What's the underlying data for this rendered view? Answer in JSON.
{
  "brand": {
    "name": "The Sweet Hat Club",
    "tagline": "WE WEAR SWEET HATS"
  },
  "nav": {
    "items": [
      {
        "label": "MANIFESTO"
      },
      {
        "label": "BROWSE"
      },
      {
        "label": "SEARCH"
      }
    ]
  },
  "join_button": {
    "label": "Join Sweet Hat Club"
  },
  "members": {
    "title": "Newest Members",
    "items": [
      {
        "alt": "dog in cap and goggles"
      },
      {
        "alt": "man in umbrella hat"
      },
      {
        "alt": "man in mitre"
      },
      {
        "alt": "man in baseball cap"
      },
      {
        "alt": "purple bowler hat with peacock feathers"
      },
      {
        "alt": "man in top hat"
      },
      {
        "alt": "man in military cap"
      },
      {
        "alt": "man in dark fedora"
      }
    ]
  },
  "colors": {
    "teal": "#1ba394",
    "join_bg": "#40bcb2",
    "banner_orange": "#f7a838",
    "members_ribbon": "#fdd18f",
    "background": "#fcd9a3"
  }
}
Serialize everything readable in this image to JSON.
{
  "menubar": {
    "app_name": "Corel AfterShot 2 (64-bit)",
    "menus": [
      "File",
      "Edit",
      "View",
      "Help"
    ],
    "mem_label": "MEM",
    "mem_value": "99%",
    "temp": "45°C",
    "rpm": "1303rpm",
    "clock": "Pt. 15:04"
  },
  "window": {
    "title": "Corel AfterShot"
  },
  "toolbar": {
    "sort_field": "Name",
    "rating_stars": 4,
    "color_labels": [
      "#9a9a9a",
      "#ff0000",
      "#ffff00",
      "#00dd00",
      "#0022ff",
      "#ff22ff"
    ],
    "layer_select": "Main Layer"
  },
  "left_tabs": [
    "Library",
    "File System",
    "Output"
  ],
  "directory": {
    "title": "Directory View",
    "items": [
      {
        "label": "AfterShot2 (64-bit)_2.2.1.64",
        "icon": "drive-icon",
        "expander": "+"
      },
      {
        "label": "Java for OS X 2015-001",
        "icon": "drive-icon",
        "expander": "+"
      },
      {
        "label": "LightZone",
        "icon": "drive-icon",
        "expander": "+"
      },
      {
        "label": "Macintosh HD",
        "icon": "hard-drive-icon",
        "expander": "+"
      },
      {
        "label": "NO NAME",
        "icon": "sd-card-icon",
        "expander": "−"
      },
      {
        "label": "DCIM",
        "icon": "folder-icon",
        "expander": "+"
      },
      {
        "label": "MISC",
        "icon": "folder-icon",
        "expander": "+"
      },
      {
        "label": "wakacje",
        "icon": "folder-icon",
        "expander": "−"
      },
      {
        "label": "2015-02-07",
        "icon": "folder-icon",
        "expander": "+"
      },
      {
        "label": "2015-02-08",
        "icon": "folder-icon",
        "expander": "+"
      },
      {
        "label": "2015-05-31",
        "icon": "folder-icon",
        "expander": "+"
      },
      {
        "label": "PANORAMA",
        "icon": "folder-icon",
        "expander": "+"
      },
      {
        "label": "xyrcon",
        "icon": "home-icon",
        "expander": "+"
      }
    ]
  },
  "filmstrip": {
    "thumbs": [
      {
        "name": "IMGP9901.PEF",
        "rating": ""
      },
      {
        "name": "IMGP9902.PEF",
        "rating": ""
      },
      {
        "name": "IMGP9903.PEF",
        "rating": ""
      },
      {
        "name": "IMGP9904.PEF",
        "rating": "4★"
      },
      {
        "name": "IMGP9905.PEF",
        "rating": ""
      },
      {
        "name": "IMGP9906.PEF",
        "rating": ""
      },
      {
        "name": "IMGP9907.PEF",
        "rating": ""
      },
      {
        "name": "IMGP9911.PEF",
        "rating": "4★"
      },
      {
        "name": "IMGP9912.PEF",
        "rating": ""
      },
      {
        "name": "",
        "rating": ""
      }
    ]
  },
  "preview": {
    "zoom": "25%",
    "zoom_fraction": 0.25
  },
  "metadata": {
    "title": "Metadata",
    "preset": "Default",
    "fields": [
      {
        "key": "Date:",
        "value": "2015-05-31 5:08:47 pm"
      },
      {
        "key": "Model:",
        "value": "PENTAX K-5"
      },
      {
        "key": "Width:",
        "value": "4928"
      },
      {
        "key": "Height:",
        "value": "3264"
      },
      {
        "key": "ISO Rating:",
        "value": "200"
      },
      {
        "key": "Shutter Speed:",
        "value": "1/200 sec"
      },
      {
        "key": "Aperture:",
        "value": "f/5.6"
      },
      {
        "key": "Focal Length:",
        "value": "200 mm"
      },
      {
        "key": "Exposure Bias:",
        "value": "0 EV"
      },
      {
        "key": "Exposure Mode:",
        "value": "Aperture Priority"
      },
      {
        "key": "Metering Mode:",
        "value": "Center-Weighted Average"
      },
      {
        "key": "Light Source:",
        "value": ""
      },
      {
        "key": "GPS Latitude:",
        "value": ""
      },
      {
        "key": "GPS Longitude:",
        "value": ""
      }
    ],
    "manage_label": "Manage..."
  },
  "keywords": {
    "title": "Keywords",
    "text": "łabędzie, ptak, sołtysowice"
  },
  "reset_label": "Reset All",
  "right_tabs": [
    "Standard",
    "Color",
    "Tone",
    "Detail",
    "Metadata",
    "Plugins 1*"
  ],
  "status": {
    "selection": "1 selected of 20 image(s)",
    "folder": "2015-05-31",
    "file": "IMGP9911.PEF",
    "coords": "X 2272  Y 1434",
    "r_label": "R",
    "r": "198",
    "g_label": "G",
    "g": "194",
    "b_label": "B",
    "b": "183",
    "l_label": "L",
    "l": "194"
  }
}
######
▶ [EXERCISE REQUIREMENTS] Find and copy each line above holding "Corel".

▶ [ANSWER TO THIS PROBLEM]
    "app_name": "Corel AfterShot 2 (64-bit)",
    "title": "Corel AfterShot"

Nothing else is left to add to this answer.